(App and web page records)
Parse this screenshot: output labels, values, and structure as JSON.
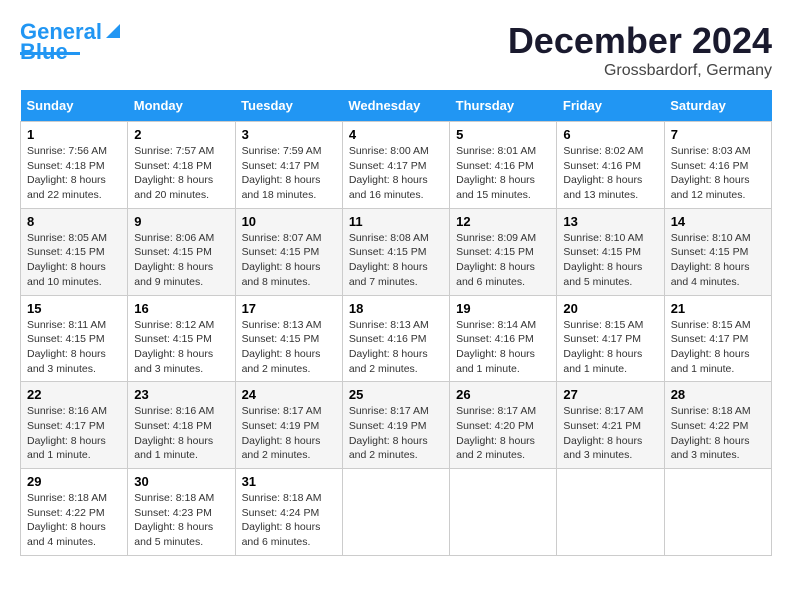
{
  "header": {
    "logo_line1": "General",
    "logo_line2": "Blue",
    "month": "December 2024",
    "location": "Grossbardorf, Germany"
  },
  "days_of_week": [
    "Sunday",
    "Monday",
    "Tuesday",
    "Wednesday",
    "Thursday",
    "Friday",
    "Saturday"
  ],
  "weeks": [
    [
      {
        "day": "1",
        "sunrise": "7:56 AM",
        "sunset": "4:18 PM",
        "daylight": "8 hours and 22 minutes."
      },
      {
        "day": "2",
        "sunrise": "7:57 AM",
        "sunset": "4:18 PM",
        "daylight": "8 hours and 20 minutes."
      },
      {
        "day": "3",
        "sunrise": "7:59 AM",
        "sunset": "4:17 PM",
        "daylight": "8 hours and 18 minutes."
      },
      {
        "day": "4",
        "sunrise": "8:00 AM",
        "sunset": "4:17 PM",
        "daylight": "8 hours and 16 minutes."
      },
      {
        "day": "5",
        "sunrise": "8:01 AM",
        "sunset": "4:16 PM",
        "daylight": "8 hours and 15 minutes."
      },
      {
        "day": "6",
        "sunrise": "8:02 AM",
        "sunset": "4:16 PM",
        "daylight": "8 hours and 13 minutes."
      },
      {
        "day": "7",
        "sunrise": "8:03 AM",
        "sunset": "4:16 PM",
        "daylight": "8 hours and 12 minutes."
      }
    ],
    [
      {
        "day": "8",
        "sunrise": "8:05 AM",
        "sunset": "4:15 PM",
        "daylight": "8 hours and 10 minutes."
      },
      {
        "day": "9",
        "sunrise": "8:06 AM",
        "sunset": "4:15 PM",
        "daylight": "8 hours and 9 minutes."
      },
      {
        "day": "10",
        "sunrise": "8:07 AM",
        "sunset": "4:15 PM",
        "daylight": "8 hours and 8 minutes."
      },
      {
        "day": "11",
        "sunrise": "8:08 AM",
        "sunset": "4:15 PM",
        "daylight": "8 hours and 7 minutes."
      },
      {
        "day": "12",
        "sunrise": "8:09 AM",
        "sunset": "4:15 PM",
        "daylight": "8 hours and 6 minutes."
      },
      {
        "day": "13",
        "sunrise": "8:10 AM",
        "sunset": "4:15 PM",
        "daylight": "8 hours and 5 minutes."
      },
      {
        "day": "14",
        "sunrise": "8:10 AM",
        "sunset": "4:15 PM",
        "daylight": "8 hours and 4 minutes."
      }
    ],
    [
      {
        "day": "15",
        "sunrise": "8:11 AM",
        "sunset": "4:15 PM",
        "daylight": "8 hours and 3 minutes."
      },
      {
        "day": "16",
        "sunrise": "8:12 AM",
        "sunset": "4:15 PM",
        "daylight": "8 hours and 3 minutes."
      },
      {
        "day": "17",
        "sunrise": "8:13 AM",
        "sunset": "4:15 PM",
        "daylight": "8 hours and 2 minutes."
      },
      {
        "day": "18",
        "sunrise": "8:13 AM",
        "sunset": "4:16 PM",
        "daylight": "8 hours and 2 minutes."
      },
      {
        "day": "19",
        "sunrise": "8:14 AM",
        "sunset": "4:16 PM",
        "daylight": "8 hours and 1 minute."
      },
      {
        "day": "20",
        "sunrise": "8:15 AM",
        "sunset": "4:17 PM",
        "daylight": "8 hours and 1 minute."
      },
      {
        "day": "21",
        "sunrise": "8:15 AM",
        "sunset": "4:17 PM",
        "daylight": "8 hours and 1 minute."
      }
    ],
    [
      {
        "day": "22",
        "sunrise": "8:16 AM",
        "sunset": "4:17 PM",
        "daylight": "8 hours and 1 minute."
      },
      {
        "day": "23",
        "sunrise": "8:16 AM",
        "sunset": "4:18 PM",
        "daylight": "8 hours and 1 minute."
      },
      {
        "day": "24",
        "sunrise": "8:17 AM",
        "sunset": "4:19 PM",
        "daylight": "8 hours and 2 minutes."
      },
      {
        "day": "25",
        "sunrise": "8:17 AM",
        "sunset": "4:19 PM",
        "daylight": "8 hours and 2 minutes."
      },
      {
        "day": "26",
        "sunrise": "8:17 AM",
        "sunset": "4:20 PM",
        "daylight": "8 hours and 2 minutes."
      },
      {
        "day": "27",
        "sunrise": "8:17 AM",
        "sunset": "4:21 PM",
        "daylight": "8 hours and 3 minutes."
      },
      {
        "day": "28",
        "sunrise": "8:18 AM",
        "sunset": "4:22 PM",
        "daylight": "8 hours and 3 minutes."
      }
    ],
    [
      {
        "day": "29",
        "sunrise": "8:18 AM",
        "sunset": "4:22 PM",
        "daylight": "8 hours and 4 minutes."
      },
      {
        "day": "30",
        "sunrise": "8:18 AM",
        "sunset": "4:23 PM",
        "daylight": "8 hours and 5 minutes."
      },
      {
        "day": "31",
        "sunrise": "8:18 AM",
        "sunset": "4:24 PM",
        "daylight": "8 hours and 6 minutes."
      },
      null,
      null,
      null,
      null
    ]
  ]
}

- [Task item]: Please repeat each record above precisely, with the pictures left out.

- [Exercise solution]:
Parse this screenshot: output labels, values, and structure as JSON.
{
  "header": {
    "logo_line1": "General",
    "logo_line2": "Blue",
    "month": "December 2024",
    "location": "Grossbardorf, Germany"
  },
  "days_of_week": [
    "Sunday",
    "Monday",
    "Tuesday",
    "Wednesday",
    "Thursday",
    "Friday",
    "Saturday"
  ],
  "weeks": [
    [
      {
        "day": "1",
        "sunrise": "7:56 AM",
        "sunset": "4:18 PM",
        "daylight": "8 hours and 22 minutes."
      },
      {
        "day": "2",
        "sunrise": "7:57 AM",
        "sunset": "4:18 PM",
        "daylight": "8 hours and 20 minutes."
      },
      {
        "day": "3",
        "sunrise": "7:59 AM",
        "sunset": "4:17 PM",
        "daylight": "8 hours and 18 minutes."
      },
      {
        "day": "4",
        "sunrise": "8:00 AM",
        "sunset": "4:17 PM",
        "daylight": "8 hours and 16 minutes."
      },
      {
        "day": "5",
        "sunrise": "8:01 AM",
        "sunset": "4:16 PM",
        "daylight": "8 hours and 15 minutes."
      },
      {
        "day": "6",
        "sunrise": "8:02 AM",
        "sunset": "4:16 PM",
        "daylight": "8 hours and 13 minutes."
      },
      {
        "day": "7",
        "sunrise": "8:03 AM",
        "sunset": "4:16 PM",
        "daylight": "8 hours and 12 minutes."
      }
    ],
    [
      {
        "day": "8",
        "sunrise": "8:05 AM",
        "sunset": "4:15 PM",
        "daylight": "8 hours and 10 minutes."
      },
      {
        "day": "9",
        "sunrise": "8:06 AM",
        "sunset": "4:15 PM",
        "daylight": "8 hours and 9 minutes."
      },
      {
        "day": "10",
        "sunrise": "8:07 AM",
        "sunset": "4:15 PM",
        "daylight": "8 hours and 8 minutes."
      },
      {
        "day": "11",
        "sunrise": "8:08 AM",
        "sunset": "4:15 PM",
        "daylight": "8 hours and 7 minutes."
      },
      {
        "day": "12",
        "sunrise": "8:09 AM",
        "sunset": "4:15 PM",
        "daylight": "8 hours and 6 minutes."
      },
      {
        "day": "13",
        "sunrise": "8:10 AM",
        "sunset": "4:15 PM",
        "daylight": "8 hours and 5 minutes."
      },
      {
        "day": "14",
        "sunrise": "8:10 AM",
        "sunset": "4:15 PM",
        "daylight": "8 hours and 4 minutes."
      }
    ],
    [
      {
        "day": "15",
        "sunrise": "8:11 AM",
        "sunset": "4:15 PM",
        "daylight": "8 hours and 3 minutes."
      },
      {
        "day": "16",
        "sunrise": "8:12 AM",
        "sunset": "4:15 PM",
        "daylight": "8 hours and 3 minutes."
      },
      {
        "day": "17",
        "sunrise": "8:13 AM",
        "sunset": "4:15 PM",
        "daylight": "8 hours and 2 minutes."
      },
      {
        "day": "18",
        "sunrise": "8:13 AM",
        "sunset": "4:16 PM",
        "daylight": "8 hours and 2 minutes."
      },
      {
        "day": "19",
        "sunrise": "8:14 AM",
        "sunset": "4:16 PM",
        "daylight": "8 hours and 1 minute."
      },
      {
        "day": "20",
        "sunrise": "8:15 AM",
        "sunset": "4:17 PM",
        "daylight": "8 hours and 1 minute."
      },
      {
        "day": "21",
        "sunrise": "8:15 AM",
        "sunset": "4:17 PM",
        "daylight": "8 hours and 1 minute."
      }
    ],
    [
      {
        "day": "22",
        "sunrise": "8:16 AM",
        "sunset": "4:17 PM",
        "daylight": "8 hours and 1 minute."
      },
      {
        "day": "23",
        "sunrise": "8:16 AM",
        "sunset": "4:18 PM",
        "daylight": "8 hours and 1 minute."
      },
      {
        "day": "24",
        "sunrise": "8:17 AM",
        "sunset": "4:19 PM",
        "daylight": "8 hours and 2 minutes."
      },
      {
        "day": "25",
        "sunrise": "8:17 AM",
        "sunset": "4:19 PM",
        "daylight": "8 hours and 2 minutes."
      },
      {
        "day": "26",
        "sunrise": "8:17 AM",
        "sunset": "4:20 PM",
        "daylight": "8 hours and 2 minutes."
      },
      {
        "day": "27",
        "sunrise": "8:17 AM",
        "sunset": "4:21 PM",
        "daylight": "8 hours and 3 minutes."
      },
      {
        "day": "28",
        "sunrise": "8:18 AM",
        "sunset": "4:22 PM",
        "daylight": "8 hours and 3 minutes."
      }
    ],
    [
      {
        "day": "29",
        "sunrise": "8:18 AM",
        "sunset": "4:22 PM",
        "daylight": "8 hours and 4 minutes."
      },
      {
        "day": "30",
        "sunrise": "8:18 AM",
        "sunset": "4:23 PM",
        "daylight": "8 hours and 5 minutes."
      },
      {
        "day": "31",
        "sunrise": "8:18 AM",
        "sunset": "4:24 PM",
        "daylight": "8 hours and 6 minutes."
      },
      null,
      null,
      null,
      null
    ]
  ]
}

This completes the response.